**TASK TO COMPLETE**
The records that follow must be repeated exactly, except for their pictures.

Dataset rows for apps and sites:
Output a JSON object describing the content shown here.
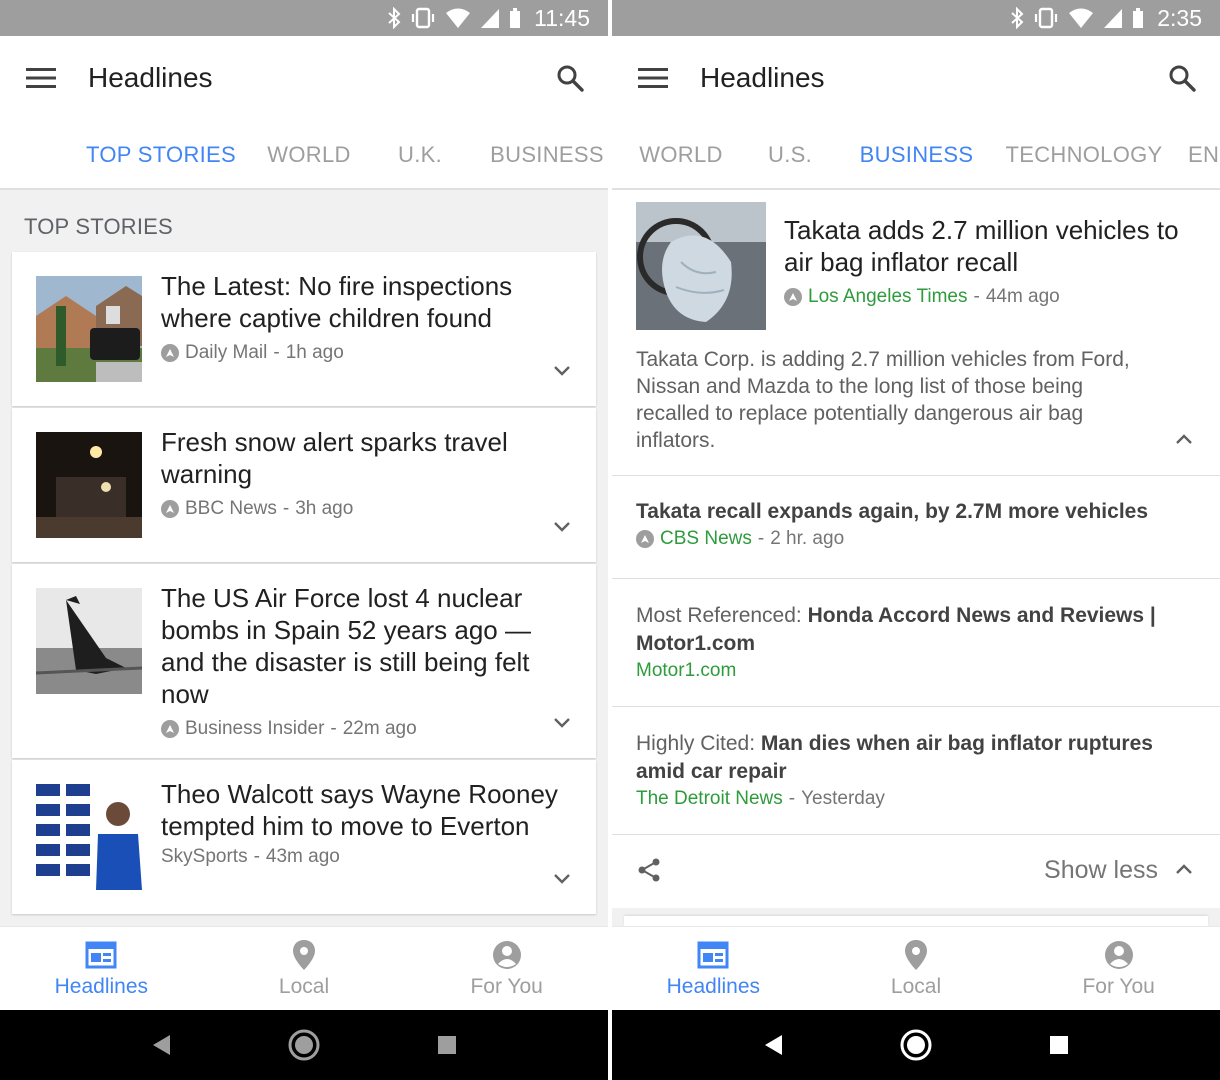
{
  "colors": {
    "accent": "#4285f4",
    "source_green": "#2e9b3c",
    "status_bar": "#9e9e9e",
    "text_primary": "#212121",
    "text_secondary": "#757575"
  },
  "left": {
    "status": {
      "time": "11:45",
      "icons": [
        "bluetooth-icon",
        "vibrate-icon",
        "wifi-icon",
        "signal-icon",
        "battery-icon"
      ]
    },
    "app_title": "Headlines",
    "tabs": [
      {
        "label": "TOP STORIES",
        "active": true
      },
      {
        "label": "WORLD",
        "active": false
      },
      {
        "label": "U.K.",
        "active": false
      },
      {
        "label": "BUSINESS",
        "active": false
      }
    ],
    "section_header": "TOP STORIES",
    "stories": [
      {
        "title": "The Latest: No fire inspections where captive children found",
        "source": "Daily Mail",
        "time": "1h ago",
        "source_icon": true
      },
      {
        "title": "Fresh snow alert sparks travel warning",
        "source": "BBC News",
        "time": "3h ago",
        "source_icon": true
      },
      {
        "title": "The US Air Force lost 4 nuclear bombs in Spain 52 years ago — and the disaster is still being felt now",
        "source": "Business Insider",
        "time": "22m ago",
        "source_icon": true
      },
      {
        "title": "Theo Walcott says Wayne Rooney tempted him to move to Everton",
        "source": "SkySports",
        "time": "43m ago",
        "source_icon": false
      }
    ],
    "nav": [
      {
        "label": "Headlines",
        "icon": "newspaper-icon",
        "active": true
      },
      {
        "label": "Local",
        "icon": "location-pin-icon",
        "active": false
      },
      {
        "label": "For You",
        "icon": "account-icon",
        "active": false
      }
    ]
  },
  "right": {
    "status": {
      "time": "2:35",
      "icons": [
        "bluetooth-icon",
        "vibrate-icon",
        "wifi-icon",
        "signal-icon",
        "battery-icon"
      ]
    },
    "app_title": "Headlines",
    "tabs": [
      {
        "label": "WORLD",
        "active": false
      },
      {
        "label": "U.S.",
        "active": false
      },
      {
        "label": "BUSINESS",
        "active": true
      },
      {
        "label": "TECHNOLOGY",
        "active": false
      },
      {
        "label": "EN",
        "active": false
      }
    ],
    "main_story": {
      "title": "Takata adds 2.7 million vehicles to air bag inflator recall",
      "source": "Los Angeles Times",
      "time": "44m ago",
      "summary": "Takata Corp. is adding 2.7 million vehicles from Ford, Nissan and Mazda to the long list of those being recalled to replace potentially dangerous air bag inflators."
    },
    "related": [
      {
        "prefix": "",
        "title": "Takata recall expands again, by 2.7M more vehicles",
        "source": "CBS News",
        "time": "2 hr. ago"
      },
      {
        "prefix": "Most Referenced: ",
        "title": "Honda Accord News and Reviews | Motor1.com",
        "source": "Motor1.com",
        "time": ""
      },
      {
        "prefix": "Highly Cited: ",
        "title": "Man dies when air bag inflator ruptures amid car repair",
        "source": "The Detroit News",
        "time": "Yesterday"
      }
    ],
    "show_less_label": "Show less",
    "nav": [
      {
        "label": "Headlines",
        "icon": "newspaper-icon",
        "active": true
      },
      {
        "label": "Local",
        "icon": "location-pin-icon",
        "active": false
      },
      {
        "label": "For You",
        "icon": "account-icon",
        "active": false
      }
    ]
  }
}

**RESULT OF THE TASK**
Output a JSON object describing the content shown here.
{
  "colors": {
    "accent": "#4285f4",
    "source_green": "#2e9b3c",
    "status_bar": "#9e9e9e",
    "text_primary": "#212121",
    "text_secondary": "#757575"
  },
  "left": {
    "status": {
      "time": "11:45",
      "icons": [
        "bluetooth-icon",
        "vibrate-icon",
        "wifi-icon",
        "signal-icon",
        "battery-icon"
      ]
    },
    "app_title": "Headlines",
    "tabs": [
      {
        "label": "TOP STORIES",
        "active": true
      },
      {
        "label": "WORLD",
        "active": false
      },
      {
        "label": "U.K.",
        "active": false
      },
      {
        "label": "BUSINESS",
        "active": false
      }
    ],
    "section_header": "TOP STORIES",
    "stories": [
      {
        "title": "The Latest: No fire inspections where captive children found",
        "source": "Daily Mail",
        "time": "1h ago",
        "source_icon": true
      },
      {
        "title": "Fresh snow alert sparks travel warning",
        "source": "BBC News",
        "time": "3h ago",
        "source_icon": true
      },
      {
        "title": "The US Air Force lost 4 nuclear bombs in Spain 52 years ago — and the disaster is still being felt now",
        "source": "Business Insider",
        "time": "22m ago",
        "source_icon": true
      },
      {
        "title": "Theo Walcott says Wayne Rooney tempted him to move to Everton",
        "source": "SkySports",
        "time": "43m ago",
        "source_icon": false
      }
    ],
    "nav": [
      {
        "label": "Headlines",
        "icon": "newspaper-icon",
        "active": true
      },
      {
        "label": "Local",
        "icon": "location-pin-icon",
        "active": false
      },
      {
        "label": "For You",
        "icon": "account-icon",
        "active": false
      }
    ]
  },
  "right": {
    "status": {
      "time": "2:35",
      "icons": [
        "bluetooth-icon",
        "vibrate-icon",
        "wifi-icon",
        "signal-icon",
        "battery-icon"
      ]
    },
    "app_title": "Headlines",
    "tabs": [
      {
        "label": "WORLD",
        "active": false
      },
      {
        "label": "U.S.",
        "active": false
      },
      {
        "label": "BUSINESS",
        "active": true
      },
      {
        "label": "TECHNOLOGY",
        "active": false
      },
      {
        "label": "EN",
        "active": false
      }
    ],
    "main_story": {
      "title": "Takata adds 2.7 million vehicles to air bag inflator recall",
      "source": "Los Angeles Times",
      "time": "44m ago",
      "summary": "Takata Corp. is adding 2.7 million vehicles from Ford, Nissan and Mazda to the long list of those being recalled to replace potentially dangerous air bag inflators."
    },
    "related": [
      {
        "prefix": "",
        "title": "Takata recall expands again, by 2.7M more vehicles",
        "source": "CBS News",
        "time": "2 hr. ago"
      },
      {
        "prefix": "Most Referenced: ",
        "title": "Honda Accord News and Reviews | Motor1.com",
        "source": "Motor1.com",
        "time": ""
      },
      {
        "prefix": "Highly Cited: ",
        "title": "Man dies when air bag inflator ruptures amid car repair",
        "source": "The Detroit News",
        "time": "Yesterday"
      }
    ],
    "show_less_label": "Show less",
    "nav": [
      {
        "label": "Headlines",
        "icon": "newspaper-icon",
        "active": true
      },
      {
        "label": "Local",
        "icon": "location-pin-icon",
        "active": false
      },
      {
        "label": "For You",
        "icon": "account-icon",
        "active": false
      }
    ]
  }
}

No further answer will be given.